Built-in Views

Several of Django’s built-in views are documented in Writing views as well as elsewhere in the documentation.

Serving files in development

static.serve(request, path, document_root, show_indexes=False)

There may be files other than your project’s static assets that, for convenience, you’d like to have Django serve for you in local development. The serve() view can be used to serve any directory you give it. (This view is not hardened for production use and should be used only as a development aid; you should serve these files in production using a real front-end web server).

The most likely example is user-uploaded content in MEDIA_ROOT. django.contrib.staticfiles is intended for static assets and has no built-in handling for user-uploaded files, but you can have Django serve your MEDIA_ROOT by appending something like this to your URLconf:

from django.conf import settings
from django.urls import re_path
from django.views.static import serve

# ... the rest of your URLconf goes here ...

if settings.DEBUG:
    urlpatterns += [
                "document_root": settings.MEDIA_ROOT,

Note, the snippet assumes your MEDIA_URL has a value of 'media/'. This will call the serve() view, passing in the path from the URLconf and the (required) document_root parameter.

Since it can become a bit cumbersome to define this URL pattern, Django ships with a small URL helper function static() that takes as parameters the prefix such as MEDIA_URL and a dotted path to a view, such as 'django.views.static.serve'. Any other function parameter will be transparently passed to the view.
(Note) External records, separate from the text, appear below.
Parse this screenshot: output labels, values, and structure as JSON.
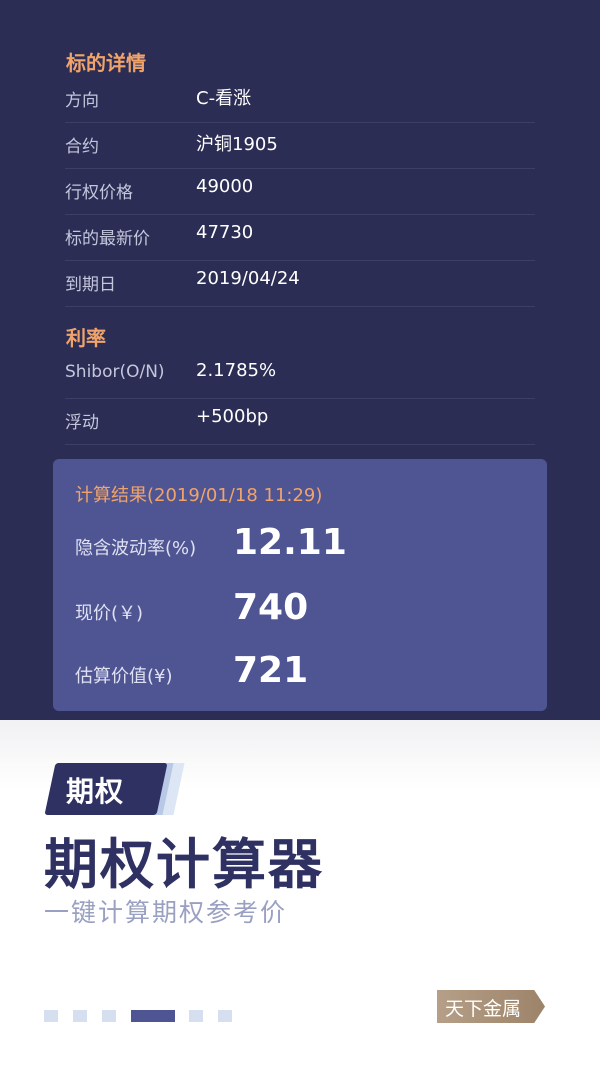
{
  "underlying": {
    "section_title": "标的详情",
    "rows": [
      {
        "label": "方向",
        "value": "C-看涨"
      },
      {
        "label": "合约",
        "value": "沪铜1905"
      },
      {
        "label": "行权价格",
        "value": "49000"
      },
      {
        "label": "标的最新价",
        "value": "47730"
      },
      {
        "label": "到期日",
        "value": "2019/04/24"
      }
    ]
  },
  "rate": {
    "section_title": "利率",
    "rows": [
      {
        "label": "Shibor(O/N)",
        "value": "2.1785%"
      },
      {
        "label": "浮动",
        "value": "+500bp"
      }
    ]
  },
  "result": {
    "title": "计算结果(2019/01/18 11:29)",
    "items": [
      {
        "label": "隐含波动率(%)",
        "value": "12.11"
      },
      {
        "label": "现价(￥)",
        "value": "740"
      },
      {
        "label": "估算价值(¥)",
        "value": "721"
      }
    ]
  },
  "promo": {
    "tag": "期权",
    "title": "期权计算器",
    "subtitle": "一键计算期权参考价",
    "brand": "天下金属",
    "pager": {
      "count": 6,
      "active_index": 3
    }
  },
  "colors": {
    "top_bg": "#2b2d54",
    "card_bg": "#4f5592",
    "accent": "#f0a36a",
    "title": "#2e3161"
  }
}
Error views

Django comes with a few views by default for handling HTTP errors. To override these with your own custom views, see Customizing error views.

The 404 (page not found) view

defaults.page_not_found(request, exception, template_name='404.html')

When you raise Http404 from within a view, Django loads a special view devoted to handling 404 errors. By default, it’s the view django.views.defaults.page_not_found(), which either produces a “Not Found” message or loads and renders the template 404.html if you created it in your root template directory.

The default 404 view will pass two variables to the template: request_path, which is the URL that resulted in the error, and exception, which is a useful representation of the exception that triggered the view (e.g. containing any message passed to a specific Http404 instance).

Three things to note about 404 views:

  • The 404 view is also called if Django doesn’t find a match after checking every regular expression in the URLconf.
  • The 404 view is passed a RequestContext and will have access to variables supplied by your template context processors (e.g. MEDIA_URL).
  • If DEBUG is set to True (in your settings module), then your 404 view will never be used, and your URLconf will be displayed instead, with some debug information.

The 500 (server error) view

defaults.server_error(request, template_name='500.html')

Similarly, Django executes special-case behavior in the case of runtime errors in view code. If a view results in an exception, Django will, by default, call the view django.views.defaults.server_error, which either produces a “Server Error” message or loads and renders the template 500.html if you created it in your root template directory.

The default 500 view passes no variables to the 500.html template and is rendered with an empty Context to lessen the chance of additional errors.

If DEBUG is set to True (in your settings module), then your 500 view will never be used, and the traceback will be displayed instead, with some debug information.

The 403 (HTTP Forbidden) view

defaults.permission_denied(request, exception, template_name='403.html')

In the same vein as the 404 and 500 views, Django has a view to handle 403 Forbidden errors. If a view results in a 403 exception then Django will, by default, call the view django.views.defaults.permission_denied.

This view loads and renders the template 403.html in your root template directory, or if this file does not exist, instead serves the text “403 Forbidden”, as per RFC 9110#section-15.5.4 (the HTTP 1.1 Specification). The template context contains exception, which is the string representation of the exception that triggered the view.

django.views.defaults.permission_denied is triggered by a PermissionDenied exception. To deny access in a view you can use code like this:

from django.core.exceptions import PermissionDenied

def edit(request, pk):
    if not request.user.is_staff:
        raise PermissionDenied
    # ...

The 400 (bad request) view

defaults.bad_request(request, exception, template_name='400.html')

When a SuspiciousOperation is raised in Django, it may be handled by a component of Django (for example resetting the session data). If not specifically handled, Django will consider the current request a ‘bad request’ instead of a server error.

django.views.defaults.bad_request, is otherwise very similar to the server_error view, but returns with the status code 400 indicating that the error condition was the result of a client operation. By default, nothing related to the exception that triggered the view is passed to the template context, as the exception message might contain sensitive information like filesystem paths.

bad_request views are also only used when DEBUG is False.